House debates

Wednesday, 28 October 2020

Questions without Notice

COVID 19: Economy

2:20 pm

Photo of James StevensJames Stevens (Sturt, Liberal Party) Share this | | Hansard source

My question is to the Treasurer. Will the Treasurer outline to the House how the Morrison government's strong economic leadership is helping the Australian economy recover from the challenges of the COVID-19 pandemic? And is the Treasurer aware of any alternative approaches?

2:21 pm

Photo of Josh FrydenbergJosh Frydenberg (Kooyong, Liberal Party, Treasurer) Share this | | Hansard source

I thank the member for Sturt for his question and acknowledge his time in the wool industry and acknowledge his time working in government. And, unlike the previous member for Sturt, this member for Sturt gets his own lemon when he has a G&T!

This member for Sturt and others on this side of the House understand that the economic recovery is now underway: 446,000 jobs have been created in the last four months, 60 per cent of which have gone to women and 40 per cent of which have gone to young people. We saw consumer sentiment numbers increase by 11.9 per cent this month—the single largest increase in a budget month since the series first began in 1974. We've seen our AAA credit rating reaffirmed. And Australia is one of only nine countries in the world to have a AAA credit rating from the three leading agencies. Consumer confidence has now increased eight weeks in a row, coming back to where it was in the early March period.

Our economic support measures have helped keep Australians in work and saved 700,000 Australian jobs: JobKeeper, JobSeeker, the $750 cash payments and, of course, the cash flow boost, which has supported the working capital of businesses. I had the good fortune to join the member for Sturt in his electorate at Hibernia Cafe in Magill, to catch up with James and the other staff at that cafe and to see firsthand how the economic recovery is underway in South Australia and, indeed, across the country. That business had used JobKeeper, that business had used the cash flow boost and that business was now graduating out of JobKeeper, with the customers coming back as the virus had been suppressed.

In the budget was the next phase of our economic recovery plan, a plan which will see the creation of nearly one million new jobs in the next few years. Of course, in that budget were tax cuts for 11½ million Australians. In that budget were further investments in research and development; in apprentices; in training programs like the JobTrainer program; and in the JobMaker hiring credit, which is designed to help those aged 16 to 35 move from the unemployment queue into work.

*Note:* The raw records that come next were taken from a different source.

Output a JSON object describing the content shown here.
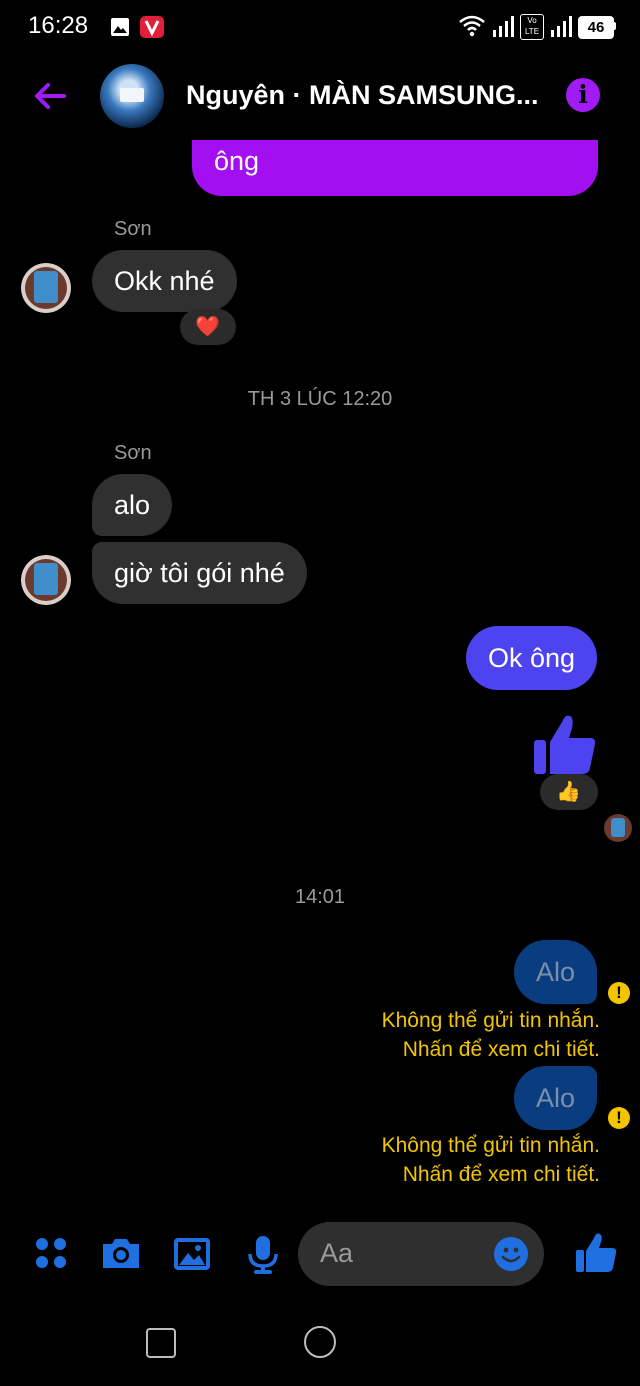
{
  "status_bar": {
    "time": "16:28",
    "battery": "46",
    "network_badge": "Vo LTE"
  },
  "header": {
    "title": "Nguyên · MÀN SAMSUNG...",
    "accent_color": "#a11bf5"
  },
  "messages": {
    "partial_outgoing": "ông",
    "sender_1": "Sơn",
    "msg_okk": "Okk nhé",
    "reaction_heart": "❤️",
    "timestamp_1": "TH 3 LÚC 12:20",
    "sender_2": "Sơn",
    "msg_alo": "alo",
    "msg_goi": "giờ tôi gói nhé",
    "msg_ok_ong": "Ok ông",
    "reaction_thumb": "👍",
    "timestamp_2": "14:01",
    "failed_1": "Alo",
    "failed_1_error_line1": "Không thể gửi tin nhắn.",
    "failed_1_error_line2": "Nhấn để xem chi tiết.",
    "failed_2": "Alo",
    "failed_2_error_line1": "Không thể gửi tin nhắn.",
    "failed_2_error_line2": "Nhấn để xem chi tiết."
  },
  "composer": {
    "placeholder": "Aa"
  },
  "colors": {
    "outgoing_purple": "#a30ff0",
    "outgoing_blue": "#4d44f0",
    "failed_bubble": "#0a3d80",
    "error_text": "#f3c400",
    "toolbar_blue": "#1f6fe0"
  }
}
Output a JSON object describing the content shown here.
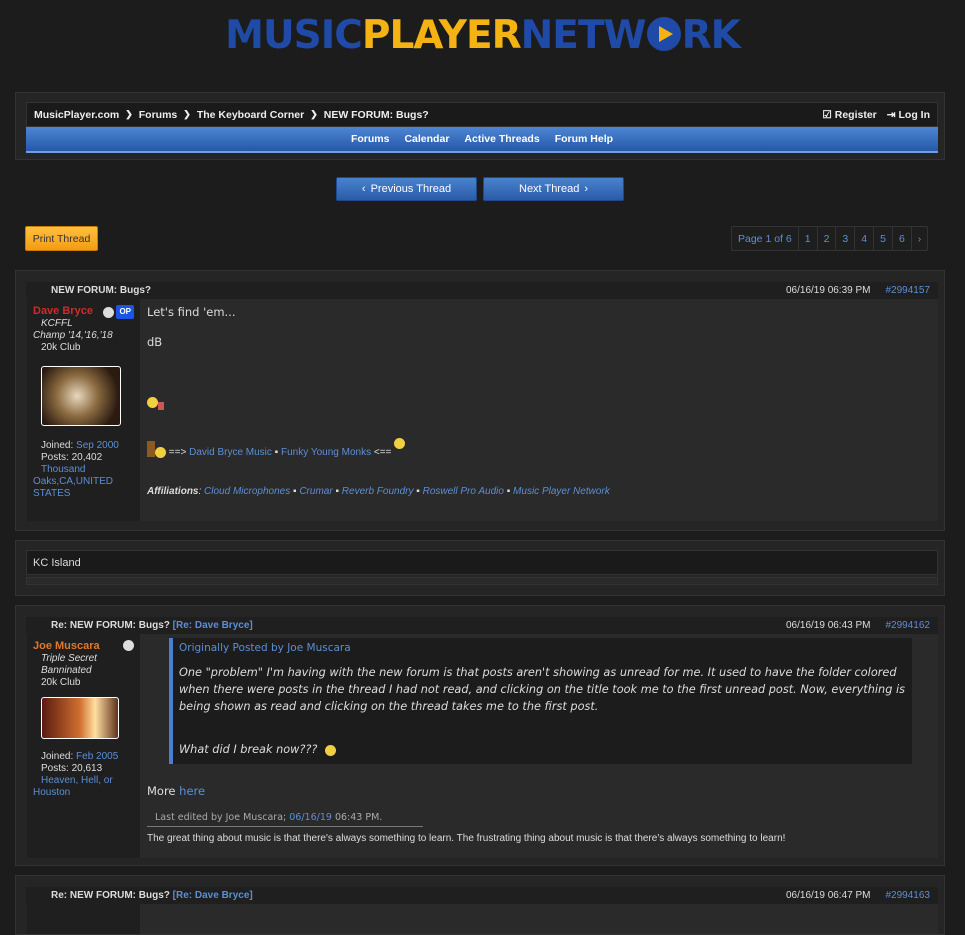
{
  "logo": {
    "text": [
      "MUSIC",
      "PLAYER",
      "NETW",
      "RK"
    ]
  },
  "breadcrumb": [
    "MusicPlayer.com",
    "Forums",
    "The Keyboard Corner",
    "NEW FORUM: Bugs?"
  ],
  "header": {
    "register": "Register",
    "login": "Log In"
  },
  "nav": [
    "Forums",
    "Calendar",
    "Active Threads",
    "Forum Help"
  ],
  "thread_nav": {
    "prev": "Previous Thread",
    "next": "Next Thread"
  },
  "print": "Print Thread",
  "pager": {
    "label": "Page 1 of 6",
    "pages": [
      "1",
      "2",
      "3",
      "4",
      "5",
      "6"
    ]
  },
  "posts": [
    {
      "title": "NEW FORUM: Bugs?",
      "date": "06/16/19 06:39 PM",
      "num": "#2994157",
      "user": "Dave Bryce",
      "badge": "OP",
      "titles": [
        "KCFFL",
        "Champ '14,'16,'18",
        "20k Club"
      ],
      "joined_label": "Joined:",
      "joined": "Sep 2000",
      "posts_label": "Posts:",
      "posts": "20,402",
      "location": [
        "Thousand",
        "Oaks,CA,UNITED STATES"
      ],
      "body": [
        "Let's find 'em...",
        "dB"
      ],
      "sig_pre": "==>",
      "sig_links": [
        "David Bryce Music",
        "Funky Young Monks"
      ],
      "sig_post": "<==",
      "aff_label": "Affiliations",
      "aff": [
        "Cloud Microphones",
        "Crumar",
        "Reverb Foundry",
        "Roswell Pro Audio",
        "Music Player Network"
      ]
    },
    {
      "title": "Re: NEW FORUM: Bugs?",
      "reply": "[Re: Dave Bryce]",
      "date": "06/16/19 06:43 PM",
      "num": "#2994162",
      "user": "Joe Muscara",
      "titles": [
        "Triple Secret Banninated",
        "20k Club"
      ],
      "joined_label": "Joined:",
      "joined": "Feb 2005",
      "posts_label": "Posts:",
      "posts": "20,613",
      "location": [
        "Heaven, Hell, or",
        "Houston"
      ],
      "quote_by": "Originally Posted by Joe Muscara",
      "quote": "One \"problem\" I'm having with the new forum is that posts aren't showing as unread for me. It used to have the folder colored when there were posts in the thread I had not read, and clicking on the title took me to the first unread post. Now, everything is being shown as read and clicking on the thread takes me to the first post.",
      "quote2": "What did I break now???",
      "more": "More",
      "more_link": "here",
      "edited_pre": "Last edited by Joe Muscara;",
      "edited_date": "06/16/19",
      "edited_time": "06:43 PM.",
      "sig": "The great thing about music is that there's always something to learn. The frustrating thing about music is that there's always something to learn!"
    },
    {
      "title": "Re: NEW FORUM: Bugs?",
      "reply": "[Re: Dave Bryce]",
      "date": "06/16/19 06:47 PM",
      "num": "#2994163"
    }
  ],
  "kc_island": "KC Island"
}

That's what our budget was about—creating jobs across the Australian economy. The economic recovery is underway, and Australians can have hope about their economic future.